:: Task ::
Whenever a line of the data below holds the string "JSON", copy that line.

:: Supplied data ::
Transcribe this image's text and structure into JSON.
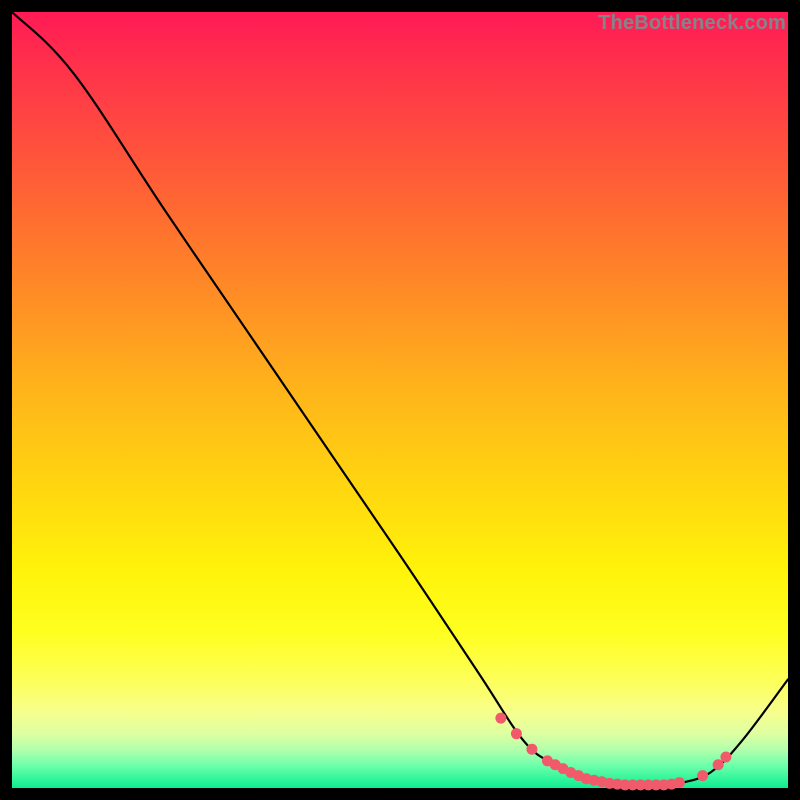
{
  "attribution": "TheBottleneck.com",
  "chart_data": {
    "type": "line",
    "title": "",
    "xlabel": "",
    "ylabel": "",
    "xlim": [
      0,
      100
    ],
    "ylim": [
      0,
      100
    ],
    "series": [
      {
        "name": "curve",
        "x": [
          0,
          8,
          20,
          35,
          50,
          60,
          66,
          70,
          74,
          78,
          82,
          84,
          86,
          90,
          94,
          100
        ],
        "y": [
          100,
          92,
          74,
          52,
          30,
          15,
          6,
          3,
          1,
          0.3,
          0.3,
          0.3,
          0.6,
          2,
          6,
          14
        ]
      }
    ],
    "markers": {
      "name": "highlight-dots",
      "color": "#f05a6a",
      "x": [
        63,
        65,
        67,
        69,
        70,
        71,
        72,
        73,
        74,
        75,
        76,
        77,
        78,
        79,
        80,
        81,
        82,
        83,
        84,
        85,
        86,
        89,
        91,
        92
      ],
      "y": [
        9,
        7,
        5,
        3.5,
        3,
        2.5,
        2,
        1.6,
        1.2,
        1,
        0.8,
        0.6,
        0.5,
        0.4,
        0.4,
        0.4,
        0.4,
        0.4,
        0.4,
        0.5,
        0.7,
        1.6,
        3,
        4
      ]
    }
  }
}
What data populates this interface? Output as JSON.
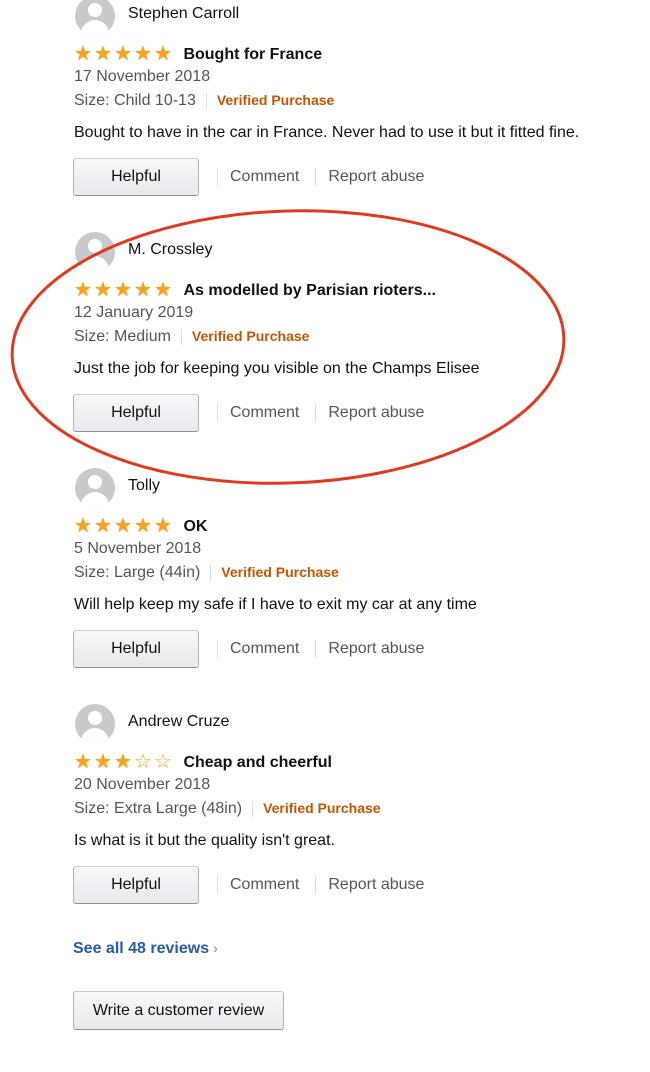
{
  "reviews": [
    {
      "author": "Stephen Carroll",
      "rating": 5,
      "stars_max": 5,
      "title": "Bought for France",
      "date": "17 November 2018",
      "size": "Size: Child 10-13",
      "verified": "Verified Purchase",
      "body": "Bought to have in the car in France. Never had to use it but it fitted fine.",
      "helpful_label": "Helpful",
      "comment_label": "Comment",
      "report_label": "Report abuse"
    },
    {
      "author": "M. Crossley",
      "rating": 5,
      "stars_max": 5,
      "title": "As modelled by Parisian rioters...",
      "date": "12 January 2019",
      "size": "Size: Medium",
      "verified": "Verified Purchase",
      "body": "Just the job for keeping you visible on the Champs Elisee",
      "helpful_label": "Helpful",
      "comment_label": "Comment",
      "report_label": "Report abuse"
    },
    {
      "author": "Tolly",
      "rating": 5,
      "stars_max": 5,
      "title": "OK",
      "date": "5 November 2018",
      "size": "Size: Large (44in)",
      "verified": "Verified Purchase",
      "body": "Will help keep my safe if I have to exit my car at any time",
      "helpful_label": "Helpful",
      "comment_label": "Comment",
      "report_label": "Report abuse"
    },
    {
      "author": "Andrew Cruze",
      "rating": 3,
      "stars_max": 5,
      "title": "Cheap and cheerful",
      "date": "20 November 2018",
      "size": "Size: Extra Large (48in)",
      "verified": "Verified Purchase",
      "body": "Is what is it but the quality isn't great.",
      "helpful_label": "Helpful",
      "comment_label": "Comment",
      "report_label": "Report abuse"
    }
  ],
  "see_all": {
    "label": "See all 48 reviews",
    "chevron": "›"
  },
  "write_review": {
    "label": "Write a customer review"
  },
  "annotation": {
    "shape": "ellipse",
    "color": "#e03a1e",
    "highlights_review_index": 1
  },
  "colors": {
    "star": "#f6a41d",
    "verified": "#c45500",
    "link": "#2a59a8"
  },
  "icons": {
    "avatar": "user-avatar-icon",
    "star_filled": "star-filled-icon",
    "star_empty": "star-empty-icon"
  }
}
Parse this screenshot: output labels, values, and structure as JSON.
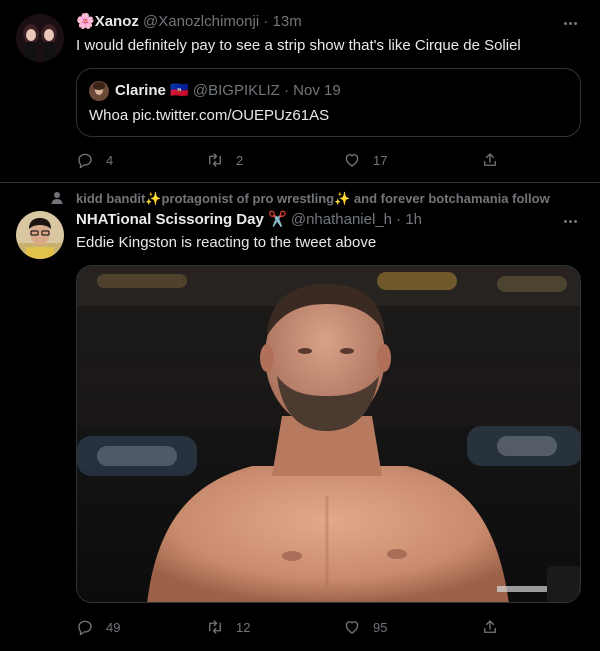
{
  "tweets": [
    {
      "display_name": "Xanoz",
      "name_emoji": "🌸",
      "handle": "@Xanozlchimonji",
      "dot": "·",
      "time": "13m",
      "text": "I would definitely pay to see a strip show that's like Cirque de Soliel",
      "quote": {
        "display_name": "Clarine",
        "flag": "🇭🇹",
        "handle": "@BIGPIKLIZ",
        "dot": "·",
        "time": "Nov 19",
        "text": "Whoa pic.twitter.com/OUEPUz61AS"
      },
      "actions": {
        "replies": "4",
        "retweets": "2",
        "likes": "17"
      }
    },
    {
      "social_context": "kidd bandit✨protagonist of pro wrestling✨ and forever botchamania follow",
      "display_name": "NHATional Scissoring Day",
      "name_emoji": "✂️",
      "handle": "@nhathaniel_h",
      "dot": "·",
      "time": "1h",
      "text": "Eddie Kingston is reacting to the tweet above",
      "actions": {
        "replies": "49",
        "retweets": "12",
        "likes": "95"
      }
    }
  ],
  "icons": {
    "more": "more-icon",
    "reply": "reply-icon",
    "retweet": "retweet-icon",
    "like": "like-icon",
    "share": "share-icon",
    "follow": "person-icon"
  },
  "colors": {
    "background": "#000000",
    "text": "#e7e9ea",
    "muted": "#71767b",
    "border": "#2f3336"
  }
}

:: Solution to this exercise ::
Transcribe this image's text and structure into JSON.
What data populates this interface? Output as JSON.
Parse this screenshot: output labels, values, and structure as JSON.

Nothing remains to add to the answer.